Cohen explains that America has long been defined politically by its aversion to taxation, which made state lotteries an attractive alternative for raising money for everything from civil defense to churches to schools. But a funny thing happened in the nineteen-sixties, as rising inflation and the costs of the Vietnam War weighed on the economy and states. It became more difficult for politicians to maintain services without hiking taxes or cutting programs, and voters were turning away from both options in droves.
State lotteries became “budgetary miracles” that allowed officials to appear to raise hundreds of millions of dollars without ever touching the tax code or putting the burden on voters. This was especially true in New Hampshire, which embraced the first state-run modern lottery in 1964.
Once one state adopted a lottery, it was pretty common for bordering states to follow suit within a few years. That’s how the multi-state Powerball and Mega Millions games came into being.
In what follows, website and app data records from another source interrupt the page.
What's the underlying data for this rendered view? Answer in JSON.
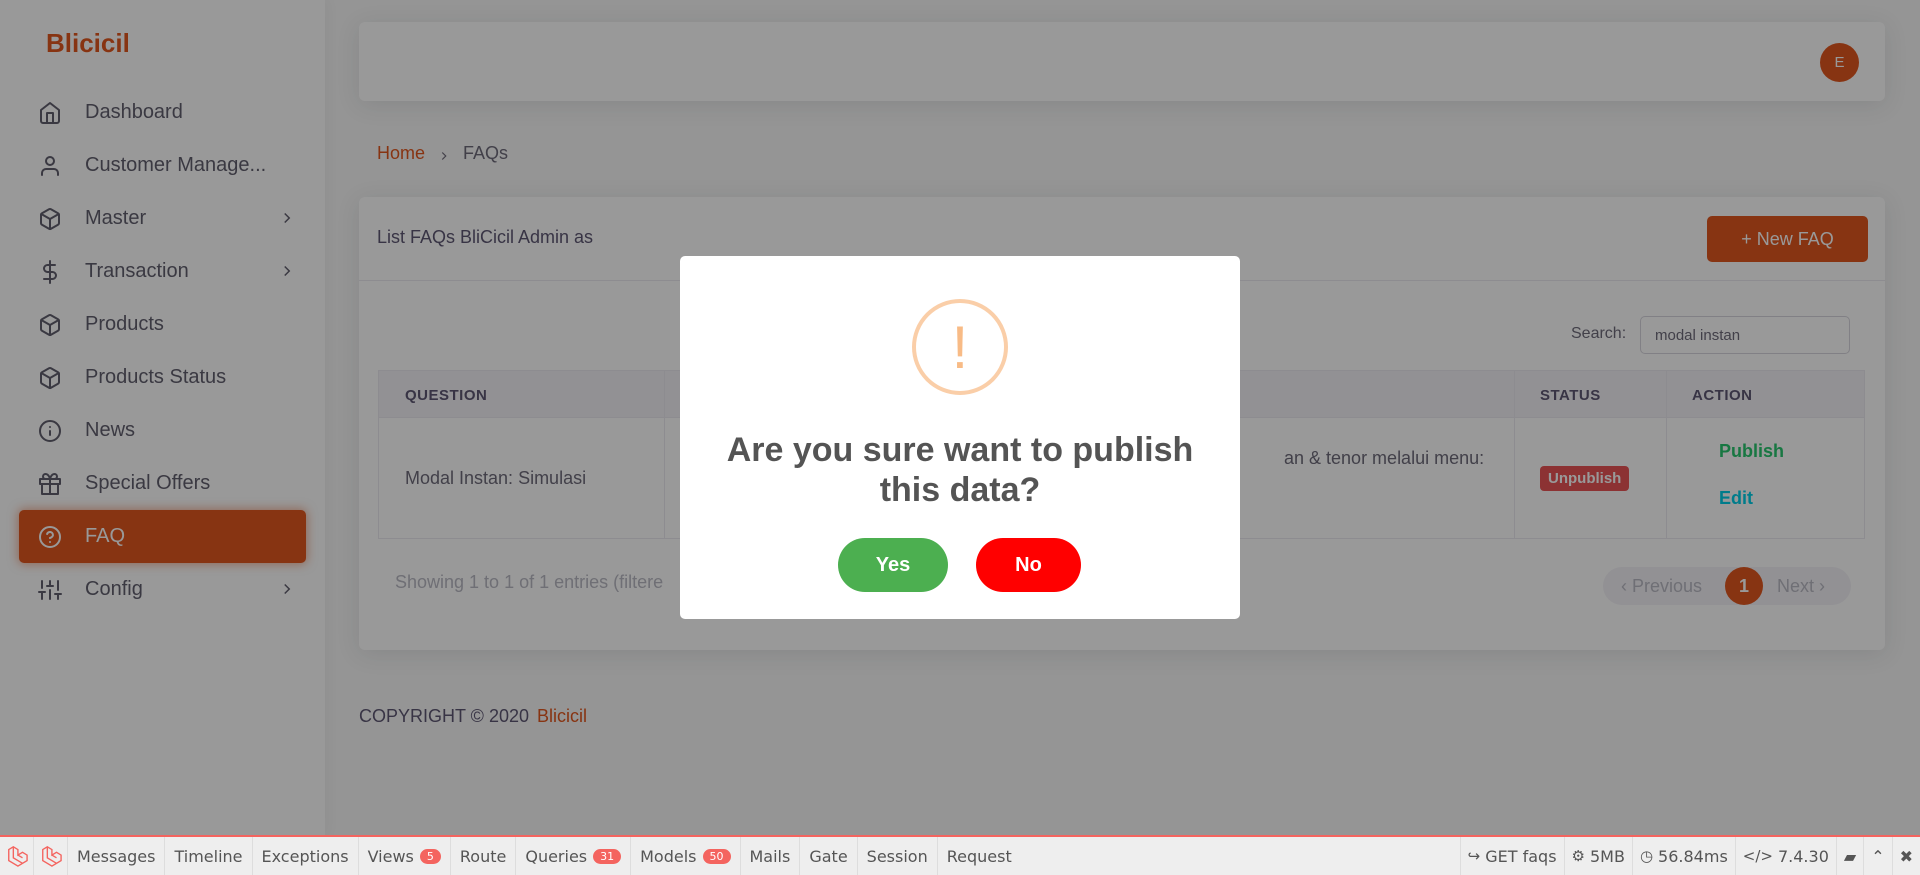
{
  "brand": "Blicicil",
  "sidebar": {
    "items": [
      {
        "label": "Dashboard",
        "icon": "home-icon"
      },
      {
        "label": "Customer Manage...",
        "icon": "user-icon"
      },
      {
        "label": "Master",
        "icon": "box-icon",
        "has_submenu": true
      },
      {
        "label": "Transaction",
        "icon": "dollar-icon",
        "has_submenu": true
      },
      {
        "label": "Products",
        "icon": "box-icon"
      },
      {
        "label": "Products Status",
        "icon": "box-icon"
      },
      {
        "label": "News",
        "icon": "info-icon"
      },
      {
        "label": "Special Offers",
        "icon": "gift-icon"
      },
      {
        "label": "FAQ",
        "icon": "help-circle-icon",
        "active": true
      },
      {
        "label": "Config",
        "icon": "sliders-icon",
        "has_submenu": true
      }
    ]
  },
  "topbar": {
    "avatar_initial": "E"
  },
  "breadcrumb": {
    "home": "Home",
    "current": "FAQs"
  },
  "card": {
    "title": "List FAQs BliCicil Admin as",
    "new_button": "+ New FAQ",
    "search_label": "Search:",
    "search_value": "modal instan",
    "columns": [
      "QUESTION",
      "STATUS",
      "ACTION"
    ],
    "rows": [
      {
        "question": "Modal Instan: Simulasi",
        "answer_fragment": "an & tenor melalui menu:",
        "status": "Unpublish",
        "actions": {
          "publish": "Publish",
          "edit": "Edit"
        }
      }
    ],
    "showing": "Showing 1 to 1 of 1 entries (filtere",
    "pagination": {
      "previous": "Previous",
      "current": "1",
      "next": "Next"
    }
  },
  "footer": {
    "copyright": "COPYRIGHT © 2020",
    "brand": "Blicicil"
  },
  "modal": {
    "icon": "!",
    "title": "Are you sure want to publish this data?",
    "yes": "Yes",
    "no": "No"
  },
  "debugbar": {
    "tabs": [
      {
        "label": "Messages"
      },
      {
        "label": "Timeline"
      },
      {
        "label": "Exceptions"
      },
      {
        "label": "Views",
        "badge": "5"
      },
      {
        "label": "Route"
      },
      {
        "label": "Queries",
        "badge": "31"
      },
      {
        "label": "Models",
        "badge": "50"
      },
      {
        "label": "Mails"
      },
      {
        "label": "Gate"
      },
      {
        "label": "Session"
      },
      {
        "label": "Request"
      }
    ],
    "request": "GET faqs",
    "memory": "5MB",
    "time": "56.84ms",
    "php_version": "7.4.30"
  },
  "colors": {
    "accent": "#e2571e",
    "success": "#4caf50",
    "danger": "#ff0000",
    "debug": "#f4645f"
  }
}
Then, with the rise of the Internet and mobile phones, it was easy for gamblers to take their tickets and winning numbers with them wherever they went, which led to the proliferation of instant-play games like scratch-offs.